*Problem statement*
Without changing a thing, reproduce the entire listing and leave out its pictures.

*Material to process*
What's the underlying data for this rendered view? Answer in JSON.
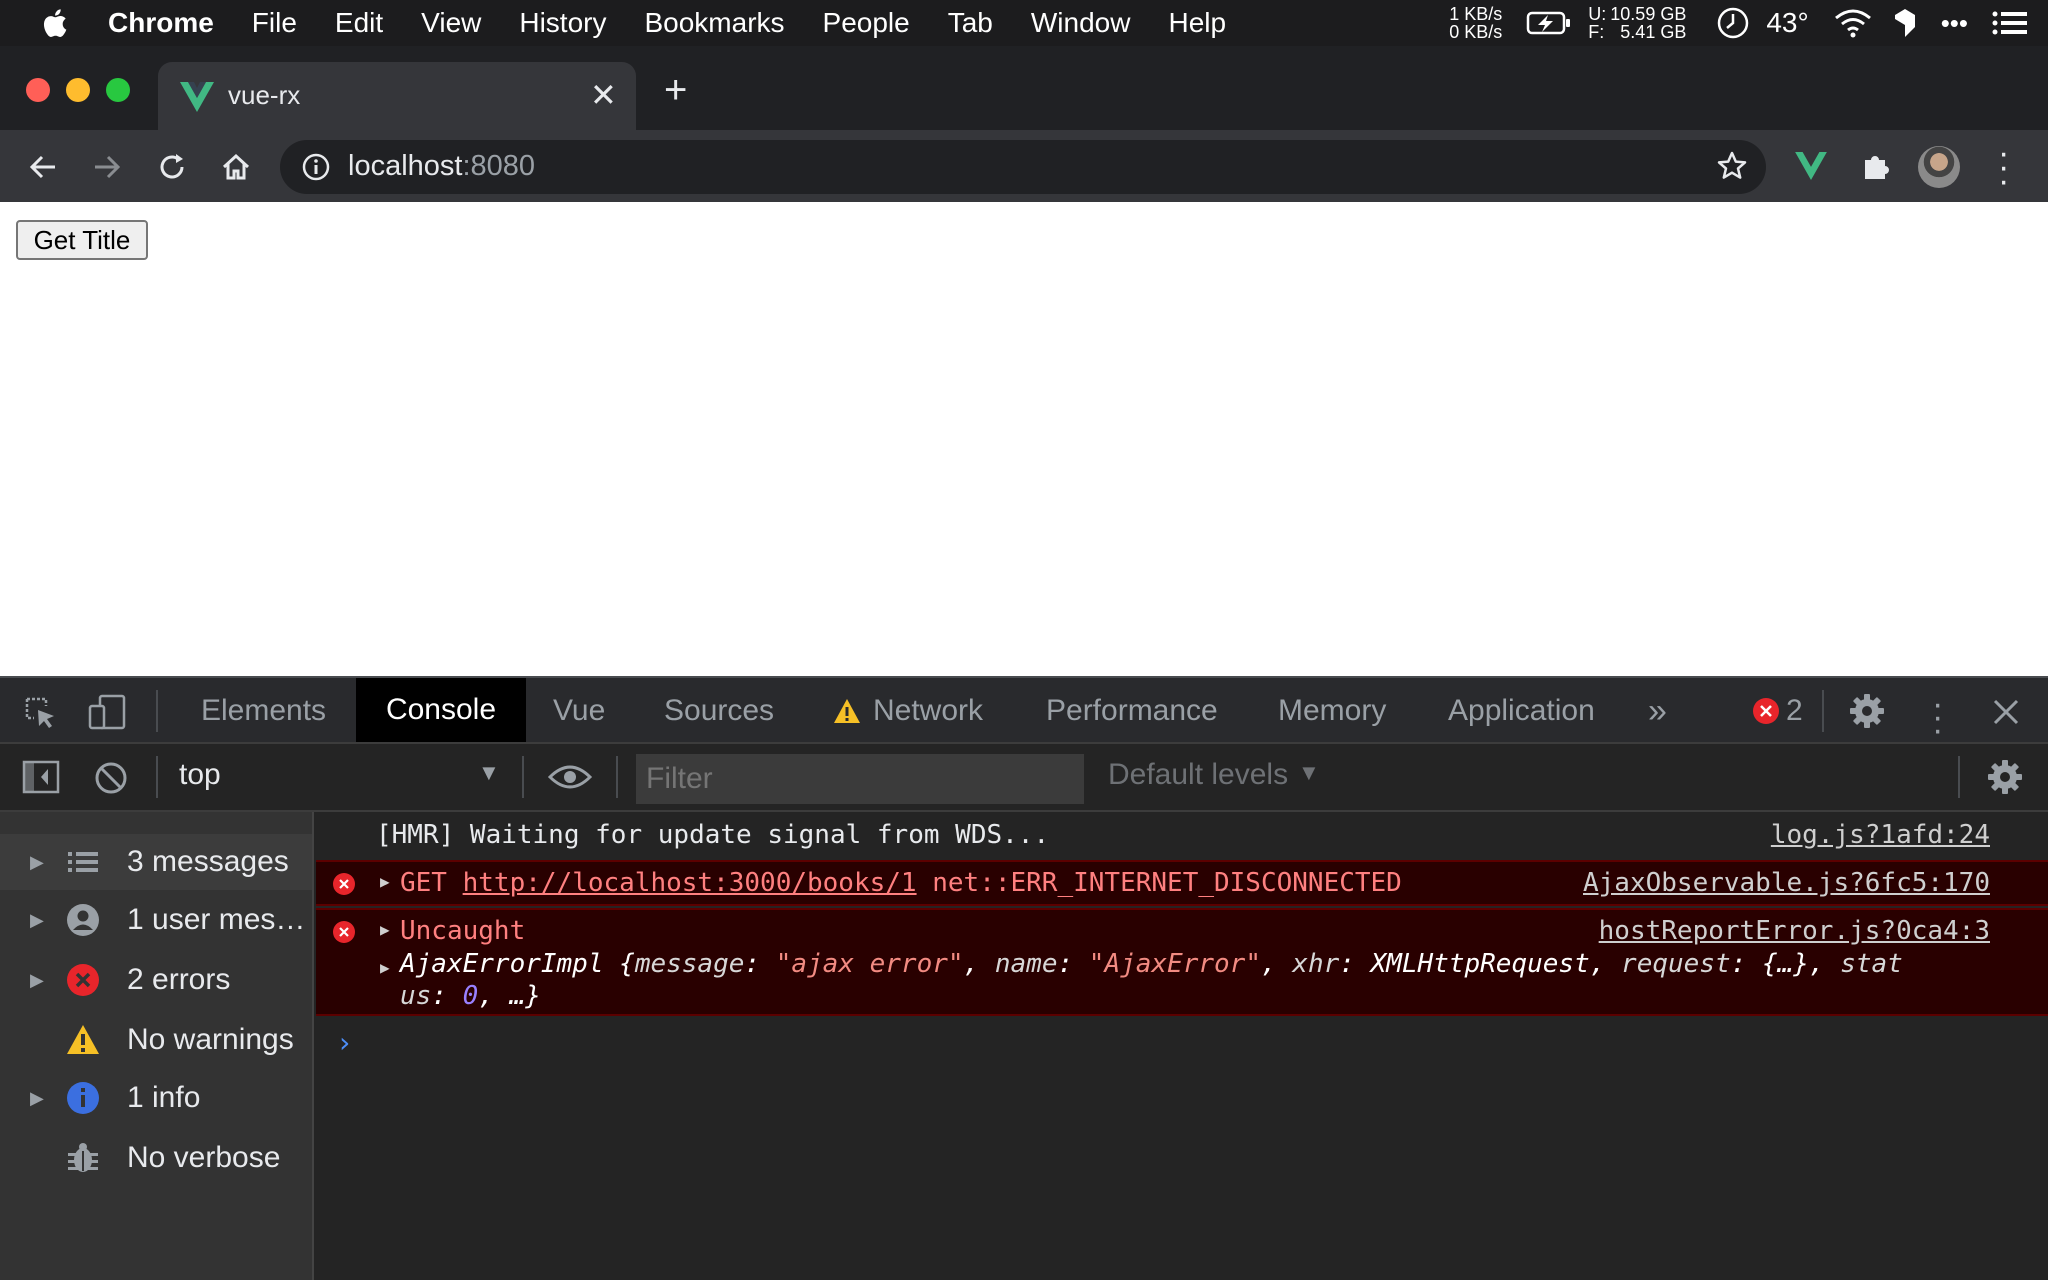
{
  "menubar": {
    "app": "Chrome",
    "items": [
      "File",
      "Edit",
      "View",
      "History",
      "Bookmarks",
      "People",
      "Tab",
      "Window",
      "Help"
    ],
    "net_up": "1 KB/s",
    "net_down": "0 KB/s",
    "disk_u_label": "U:",
    "disk_f_label": "F:",
    "disk_u": "10.59 GB",
    "disk_f": "5.41 GB",
    "temp": "43°"
  },
  "browser": {
    "tab_title": "vue-rx",
    "url_host": "localhost",
    "url_port": ":8080"
  },
  "page": {
    "button_label": "Get Title"
  },
  "devtools": {
    "tabs": [
      "Elements",
      "Console",
      "Vue",
      "Sources",
      "Network",
      "Performance",
      "Memory",
      "Application"
    ],
    "active_tab": "Console",
    "error_count": "2",
    "context": "top",
    "filter_placeholder": "Filter",
    "levels": "Default levels",
    "sidebar": [
      {
        "label": "3 messages",
        "icon": "list-icon"
      },
      {
        "label": "1 user mes…",
        "icon": "user-icon"
      },
      {
        "label": "2 errors",
        "icon": "error-icon"
      },
      {
        "label": "No warnings",
        "icon": "warning-icon"
      },
      {
        "label": "1 info",
        "icon": "info-icon"
      },
      {
        "label": "No verbose",
        "icon": "bug-icon"
      }
    ],
    "messages": [
      {
        "text": "[HMR] Waiting for update signal from WDS...",
        "source": "log.js?1afd:24"
      },
      {
        "method": "GET",
        "url": "http://localhost:3000/books/1",
        "error": "net::ERR_INTERNET_DISCONNECTED",
        "source": "AjaxObservable.js?6fc5:170"
      },
      {
        "label": "Uncaught",
        "source": "hostReportError.js?0ca4:3",
        "obj_name": "AjaxErrorImpl",
        "k_message": "message",
        "v_message": "\"ajax error\"",
        "k_name": "name",
        "v_name": "\"AjaxError\"",
        "k_xhr": "xhr",
        "v_xhr": "XMLHttpRequest",
        "k_request": "request",
        "v_request": "{…}",
        "k_status1": "stat",
        "k_status2": "us",
        "v_status": "0",
        "rest": "…}"
      }
    ]
  },
  "colors": {
    "vue_green": "#41b883",
    "error_red": "#e8252b",
    "warning_yellow": "#f6c026",
    "info_blue": "#3b6fe0"
  }
}
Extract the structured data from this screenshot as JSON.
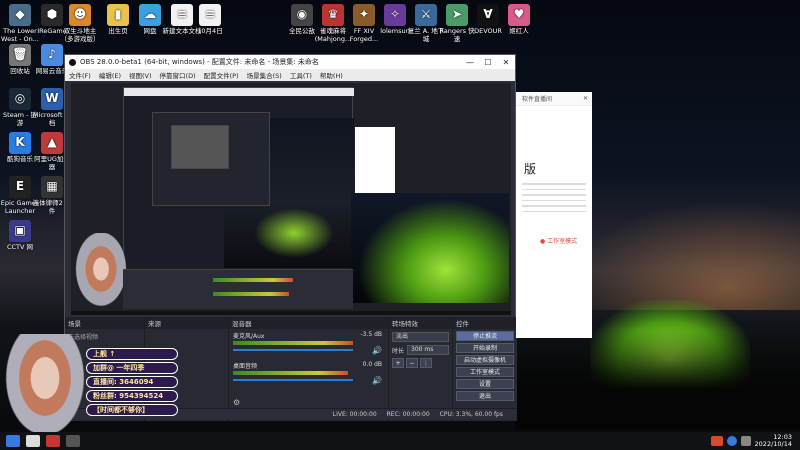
{
  "desktop": {
    "icons": [
      {
        "label": "The Lower West - On...",
        "color": "#4a6b8a",
        "glyph": "◆"
      },
      {
        "label": "IReGame",
        "color": "#2a2a2a",
        "glyph": "⬢"
      },
      {
        "label": "双生斗地主（多游戏版）",
        "color": "#d9892a",
        "glyph": "☻"
      },
      {
        "label": "出生页",
        "color": "#e8c24a",
        "glyph": "▮"
      },
      {
        "label": "网盘",
        "color": "#3aa0e0",
        "glyph": "☁"
      },
      {
        "label": "新建文本文档",
        "color": "#f2f2f2",
        "glyph": "≡"
      },
      {
        "label": "10月4日",
        "color": "#f2f2f2",
        "glyph": "≡"
      },
      {
        "label": "回收站",
        "color": "#777",
        "glyph": "🗑"
      },
      {
        "label": "网易云音乐",
        "color": "#4a8adf",
        "glyph": "♪"
      },
      {
        "label": "Steam - 链游",
        "color": "#1b2838",
        "glyph": "◎"
      },
      {
        "label": "Microsoft 文档",
        "color": "#2b5fb0",
        "glyph": "W"
      },
      {
        "label": "酷狗音乐",
        "color": "#2a7de0",
        "glyph": "K"
      },
      {
        "label": "阿里UG加速器",
        "color": "#c03a3a",
        "glyph": "▲"
      },
      {
        "label": "Epic Games Launcher",
        "color": "#222",
        "glyph": "E"
      },
      {
        "label": "连体律师2 文件",
        "color": "#333",
        "glyph": "▦"
      },
      {
        "label": "CCTV 网",
        "color": "#3a3a8a",
        "glyph": "▣"
      }
    ],
    "right_icons": [
      {
        "label": "全民公敌",
        "color": "#444",
        "glyph": "◉"
      },
      {
        "label": "雀魂麻将 (Mahjong...",
        "color": "#b33",
        "glyph": "♛"
      },
      {
        "label": "FF XIV Forged...",
        "color": "#8a5a2a",
        "glyph": "✦"
      },
      {
        "label": "lolemsun",
        "color": "#6a3a9a",
        "glyph": "✧"
      },
      {
        "label": "复兰 A. 地下城",
        "color": "#3a6a9a",
        "glyph": "⚔"
      },
      {
        "label": "Rangers 快速",
        "color": "#4a9a6a",
        "glyph": "➤"
      },
      {
        "label": "DEVOUR",
        "color": "#111",
        "glyph": "Ɐ"
      },
      {
        "label": "姬红人",
        "color": "#d85a8a",
        "glyph": "♥"
      }
    ]
  },
  "obs": {
    "title": "OBS 28.0.0-beta1 (64-bit, windows) - 配置文件: 未命名 - 场景集: 未命名",
    "menus": [
      "文件(F)",
      "编辑(E)",
      "视图(V)",
      "停靠窗口(D)",
      "配置文件(P)",
      "场景集合(S)",
      "工具(T)",
      "帮助(H)"
    ],
    "docks": {
      "scenes": "场景",
      "sources": "来源",
      "mixer": "混音器",
      "transitions": "转场特效",
      "controls": "控件"
    },
    "scene_label": "未选择视频",
    "mixer": {
      "tracks": [
        {
          "name": "麦克风/Aux",
          "db": "-3.5 dB",
          "level": 0.86
        },
        {
          "name": "桌面音频",
          "db": "0.0 dB",
          "level": 0.82
        }
      ]
    },
    "transition": {
      "type": "淡出",
      "duration_label": "时长",
      "duration": "300 ms"
    },
    "controls": [
      "停止推流",
      "开始录制",
      "启动虚拟摄像机",
      "工作室模式",
      "设置",
      "退出"
    ],
    "status": {
      "live": "LIVE: 00:00:00",
      "rec": "REC: 00:00:00",
      "cpu": "CPU: 3.3%, 60.00 fps"
    }
  },
  "side_panel": {
    "header_title": "软件直播间",
    "heading": "版",
    "status_text": "● 工作室模式"
  },
  "overlay": {
    "lines": [
      "上舰 ↑",
      "加群@ 一年四季",
      "直播间: 3646094",
      "粉丝群: 954394524",
      "【时间都不够你】"
    ]
  },
  "taskbar": {
    "time": "12:03",
    "date": "2022/10/14"
  }
}
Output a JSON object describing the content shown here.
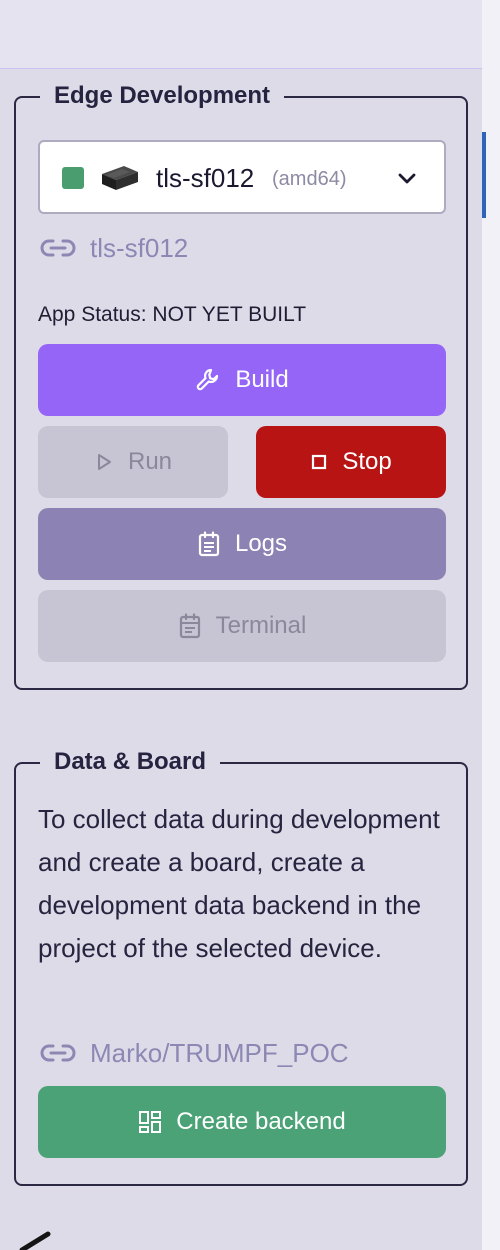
{
  "edge_development": {
    "title": "Edge Development",
    "device_select": {
      "status_color": "#4a9d6f",
      "device_icon": "device-box-icon",
      "name": "tls-sf012",
      "arch": "(amd64)",
      "dropdown_icon": "chevron-down-icon"
    },
    "device_link": {
      "icon": "link-icon",
      "text": "tls-sf012"
    },
    "app_status": "App Status: NOT YET BUILT",
    "buttons": {
      "build": {
        "label": "Build",
        "icon": "wrench-icon",
        "color": "#9465f7"
      },
      "run": {
        "label": "Run",
        "icon": "play-icon",
        "disabled": true
      },
      "stop": {
        "label": "Stop",
        "icon": "stop-icon",
        "color": "#b81414"
      },
      "logs": {
        "label": "Logs",
        "icon": "clipboard-icon",
        "color": "#8c82b3"
      },
      "terminal": {
        "label": "Terminal",
        "icon": "calendar-icon",
        "disabled": true
      }
    }
  },
  "data_board": {
    "title": "Data & Board",
    "description": "To collect data during development and create a board, create a development data backend in the project of the selected device.",
    "project_link": {
      "icon": "link-icon",
      "text": "Marko/TRUMPF_POC"
    },
    "create_button": {
      "label": "Create backend",
      "icon": "dashboard-icon",
      "color": "#4aa276"
    }
  }
}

*Result for this exercise*
What's the underlying data for this rendered view? Answer in JSON.
{
  "menubar": {
    "app": "Chrome",
    "items": [
      "File",
      "Edit",
      "View",
      "History",
      "Bookmarks",
      "People",
      "Tab",
      "Window",
      "Help"
    ],
    "net_up": "1 KB/s",
    "net_down": "0 KB/s",
    "disk_u_label": "U:",
    "disk_f_label": "F:",
    "disk_u": "10.59 GB",
    "disk_f": "5.41 GB",
    "temp": "43°"
  },
  "browser": {
    "tab_title": "vue-rx",
    "url_host": "localhost",
    "url_port": ":8080"
  },
  "page": {
    "button_label": "Get Title"
  },
  "devtools": {
    "tabs": [
      "Elements",
      "Console",
      "Vue",
      "Sources",
      "Network",
      "Performance",
      "Memory",
      "Application"
    ],
    "active_tab": "Console",
    "error_count": "2",
    "context": "top",
    "filter_placeholder": "Filter",
    "levels": "Default levels",
    "sidebar": [
      {
        "label": "3 messages",
        "icon": "list-icon"
      },
      {
        "label": "1 user mes…",
        "icon": "user-icon"
      },
      {
        "label": "2 errors",
        "icon": "error-icon"
      },
      {
        "label": "No warnings",
        "icon": "warning-icon"
      },
      {
        "label": "1 info",
        "icon": "info-icon"
      },
      {
        "label": "No verbose",
        "icon": "bug-icon"
      }
    ],
    "messages": [
      {
        "text": "[HMR] Waiting for update signal from WDS...",
        "source": "log.js?1afd:24"
      },
      {
        "method": "GET",
        "url": "http://localhost:3000/books/1",
        "error": "net::ERR_INTERNET_DISCONNECTED",
        "source": "AjaxObservable.js?6fc5:170"
      },
      {
        "label": "Uncaught",
        "source": "hostReportError.js?0ca4:3",
        "obj_name": "AjaxErrorImpl",
        "k_message": "message",
        "v_message": "\"ajax error\"",
        "k_name": "name",
        "v_name": "\"AjaxError\"",
        "k_xhr": "xhr",
        "v_xhr": "XMLHttpRequest",
        "k_request": "request",
        "v_request": "{…}",
        "k_status1": "stat",
        "k_status2": "us",
        "v_status": "0",
        "rest": "…}"
      }
    ]
  },
  "colors": {
    "vue_green": "#41b883",
    "error_red": "#e8252b",
    "warning_yellow": "#f6c026",
    "info_blue": "#3b6fe0"
  }
}
Extract the structured data from this screenshot as JSON.
{
  "desktop": {
    "icons": [
      {
        "label": "The Lower West - On...",
        "color": "#4a6b8a",
        "glyph": "◆"
      },
      {
        "label": "IReGame",
        "color": "#2a2a2a",
        "glyph": "⬢"
      },
      {
        "label": "双生斗地主（多游戏版）",
        "color": "#d9892a",
        "glyph": "☻"
      },
      {
        "label": "出生页",
        "color": "#e8c24a",
        "glyph": "▮"
      },
      {
        "label": "网盘",
        "color": "#3aa0e0",
        "glyph": "☁"
      },
      {
        "label": "新建文本文档",
        "color": "#f2f2f2",
        "glyph": "≡"
      },
      {
        "label": "10月4日",
        "color": "#f2f2f2",
        "glyph": "≡"
      },
      {
        "label": "回收站",
        "color": "#777",
        "glyph": "🗑"
      },
      {
        "label": "网易云音乐",
        "color": "#4a8adf",
        "glyph": "♪"
      },
      {
        "label": "Steam - 链游",
        "color": "#1b2838",
        "glyph": "◎"
      },
      {
        "label": "Microsoft 文档",
        "color": "#2b5fb0",
        "glyph": "W"
      },
      {
        "label": "酷狗音乐",
        "color": "#2a7de0",
        "glyph": "K"
      },
      {
        "label": "阿里UG加速器",
        "color": "#c03a3a",
        "glyph": "▲"
      },
      {
        "label": "Epic Games Launcher",
        "color": "#222",
        "glyph": "E"
      },
      {
        "label": "连体律师2 文件",
        "color": "#333",
        "glyph": "▦"
      },
      {
        "label": "CCTV 网",
        "color": "#3a3a8a",
        "glyph": "▣"
      }
    ],
    "right_icons": [
      {
        "label": "全民公敌",
        "color": "#444",
        "glyph": "◉"
      },
      {
        "label": "雀魂麻将 (Mahjong...",
        "color": "#b33",
        "glyph": "♛"
      },
      {
        "label": "FF XIV Forged...",
        "color": "#8a5a2a",
        "glyph": "✦"
      },
      {
        "label": "lolemsun",
        "color": "#6a3a9a",
        "glyph": "✧"
      },
      {
        "label": "复兰 A. 地下城",
        "color": "#3a6a9a",
        "glyph": "⚔"
      },
      {
        "label": "Rangers 快速",
        "color": "#4a9a6a",
        "glyph": "➤"
      },
      {
        "label": "DEVOUR",
        "color": "#111",
        "glyph": "Ɐ"
      },
      {
        "label": "姬红人",
        "color": "#d85a8a",
        "glyph": "♥"
      }
    ]
  },
  "obs": {
    "title": "OBS 28.0.0-beta1 (64-bit, windows) - 配置文件: 未命名 - 场景集: 未命名",
    "menus": [
      "文件(F)",
      "编辑(E)",
      "视图(V)",
      "停靠窗口(D)",
      "配置文件(P)",
      "场景集合(S)",
      "工具(T)",
      "帮助(H)"
    ],
    "docks": {
      "scenes": "场景",
      "sources": "来源",
      "mixer": "混音器",
      "transitions": "转场特效",
      "controls": "控件"
    },
    "scene_label": "未选择视频",
    "mixer": {
      "tracks": [
        {
          "name": "麦克风/Aux",
          "db": "-3.5 dB",
          "level": 0.86
        },
        {
          "name": "桌面音频",
          "db": "0.0 dB",
          "level": 0.82
        }
      ]
    },
    "transition": {
      "type": "淡出",
      "duration_label": "时长",
      "duration": "300 ms"
    },
    "controls": [
      "停止推流",
      "开始录制",
      "启动虚拟摄像机",
      "工作室模式",
      "设置",
      "退出"
    ],
    "status": {
      "live": "LIVE: 00:00:00",
      "rec": "REC: 00:00:00",
      "cpu": "CPU: 3.3%, 60.00 fps"
    }
  },
  "side_panel": {
    "header_title": "软件直播间",
    "heading": "版",
    "status_text": "● 工作室模式"
  },
  "overlay": {
    "lines": [
      "上舰 ↑",
      "加群@ 一年四季",
      "直播间: 3646094",
      "粉丝群: 954394524",
      "【时间都不够你】"
    ]
  },
  "taskbar": {
    "time": "12:03",
    "date": "2022/10/14"
  }
}
Output a JSON object describing the content shown here.
{
  "edge_development": {
    "title": "Edge Development",
    "device_select": {
      "status_color": "#4a9d6f",
      "device_icon": "device-box-icon",
      "name": "tls-sf012",
      "arch": "(amd64)",
      "dropdown_icon": "chevron-down-icon"
    },
    "device_link": {
      "icon": "link-icon",
      "text": "tls-sf012"
    },
    "app_status": "App Status: NOT YET BUILT",
    "buttons": {
      "build": {
        "label": "Build",
        "icon": "wrench-icon",
        "color": "#9465f7"
      },
      "run": {
        "label": "Run",
        "icon": "play-icon",
        "disabled": true
      },
      "stop": {
        "label": "Stop",
        "icon": "stop-icon",
        "color": "#b81414"
      },
      "logs": {
        "label": "Logs",
        "icon": "clipboard-icon",
        "color": "#8c82b3"
      },
      "terminal": {
        "label": "Terminal",
        "icon": "calendar-icon",
        "disabled": true
      }
    }
  },
  "data_board": {
    "title": "Data & Board",
    "description": "To collect data during development and create a board, create a development data backend in the project of the selected device.",
    "project_link": {
      "icon": "link-icon",
      "text": "Marko/TRUMPF_POC"
    },
    "create_button": {
      "label": "Create backend",
      "icon": "dashboard-icon",
      "color": "#4aa276"
    }
  }
}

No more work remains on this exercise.